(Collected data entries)
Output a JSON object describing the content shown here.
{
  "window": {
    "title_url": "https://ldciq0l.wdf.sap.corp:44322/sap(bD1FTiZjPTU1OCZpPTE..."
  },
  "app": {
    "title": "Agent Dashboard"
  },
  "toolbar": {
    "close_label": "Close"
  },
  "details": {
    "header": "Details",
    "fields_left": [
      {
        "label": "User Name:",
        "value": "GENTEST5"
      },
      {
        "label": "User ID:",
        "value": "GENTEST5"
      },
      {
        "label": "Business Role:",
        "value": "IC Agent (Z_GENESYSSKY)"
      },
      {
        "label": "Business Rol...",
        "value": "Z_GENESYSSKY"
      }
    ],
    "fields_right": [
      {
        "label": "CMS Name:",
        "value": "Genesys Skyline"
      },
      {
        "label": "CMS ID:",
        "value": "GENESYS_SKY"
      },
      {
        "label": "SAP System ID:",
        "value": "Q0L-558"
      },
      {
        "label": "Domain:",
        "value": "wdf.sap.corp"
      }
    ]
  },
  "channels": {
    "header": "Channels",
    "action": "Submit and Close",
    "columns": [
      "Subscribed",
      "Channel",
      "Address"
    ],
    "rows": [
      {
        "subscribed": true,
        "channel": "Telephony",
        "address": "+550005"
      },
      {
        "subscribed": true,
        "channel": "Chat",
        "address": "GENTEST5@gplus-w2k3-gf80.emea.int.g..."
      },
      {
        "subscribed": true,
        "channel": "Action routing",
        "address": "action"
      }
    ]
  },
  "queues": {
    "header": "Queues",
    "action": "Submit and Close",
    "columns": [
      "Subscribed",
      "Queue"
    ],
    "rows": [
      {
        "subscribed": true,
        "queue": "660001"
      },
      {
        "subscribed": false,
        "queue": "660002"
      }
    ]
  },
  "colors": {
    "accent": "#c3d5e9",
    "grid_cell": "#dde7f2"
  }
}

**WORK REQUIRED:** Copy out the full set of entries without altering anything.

**EXERCISE OUTPUT:**
Output a JSON object describing the content shown here.
{
  "window": {
    "title_url": "https://ldciq0l.wdf.sap.corp:44322/sap(bD1FTiZjPTU1OCZpPTE..."
  },
  "app": {
    "title": "Agent Dashboard"
  },
  "toolbar": {
    "close_label": "Close"
  },
  "details": {
    "header": "Details",
    "fields_left": [
      {
        "label": "User Name:",
        "value": "GENTEST5"
      },
      {
        "label": "User ID:",
        "value": "GENTEST5"
      },
      {
        "label": "Business Role:",
        "value": "IC Agent (Z_GENESYSSKY)"
      },
      {
        "label": "Business Rol...",
        "value": "Z_GENESYSSKY"
      }
    ],
    "fields_right": [
      {
        "label": "CMS Name:",
        "value": "Genesys Skyline"
      },
      {
        "label": "CMS ID:",
        "value": "GENESYS_SKY"
      },
      {
        "label": "SAP System ID:",
        "value": "Q0L-558"
      },
      {
        "label": "Domain:",
        "value": "wdf.sap.corp"
      }
    ]
  },
  "channels": {
    "header": "Channels",
    "action": "Submit and Close",
    "columns": [
      "Subscribed",
      "Channel",
      "Address"
    ],
    "rows": [
      {
        "subscribed": true,
        "channel": "Telephony",
        "address": "+550005"
      },
      {
        "subscribed": true,
        "channel": "Chat",
        "address": "GENTEST5@gplus-w2k3-gf80.emea.int.g..."
      },
      {
        "subscribed": true,
        "channel": "Action routing",
        "address": "action"
      }
    ]
  },
  "queues": {
    "header": "Queues",
    "action": "Submit and Close",
    "columns": [
      "Subscribed",
      "Queue"
    ],
    "rows": [
      {
        "subscribed": true,
        "queue": "660001"
      },
      {
        "subscribed": false,
        "queue": "660002"
      }
    ]
  },
  "colors": {
    "accent": "#c3d5e9",
    "grid_cell": "#dde7f2"
  }
}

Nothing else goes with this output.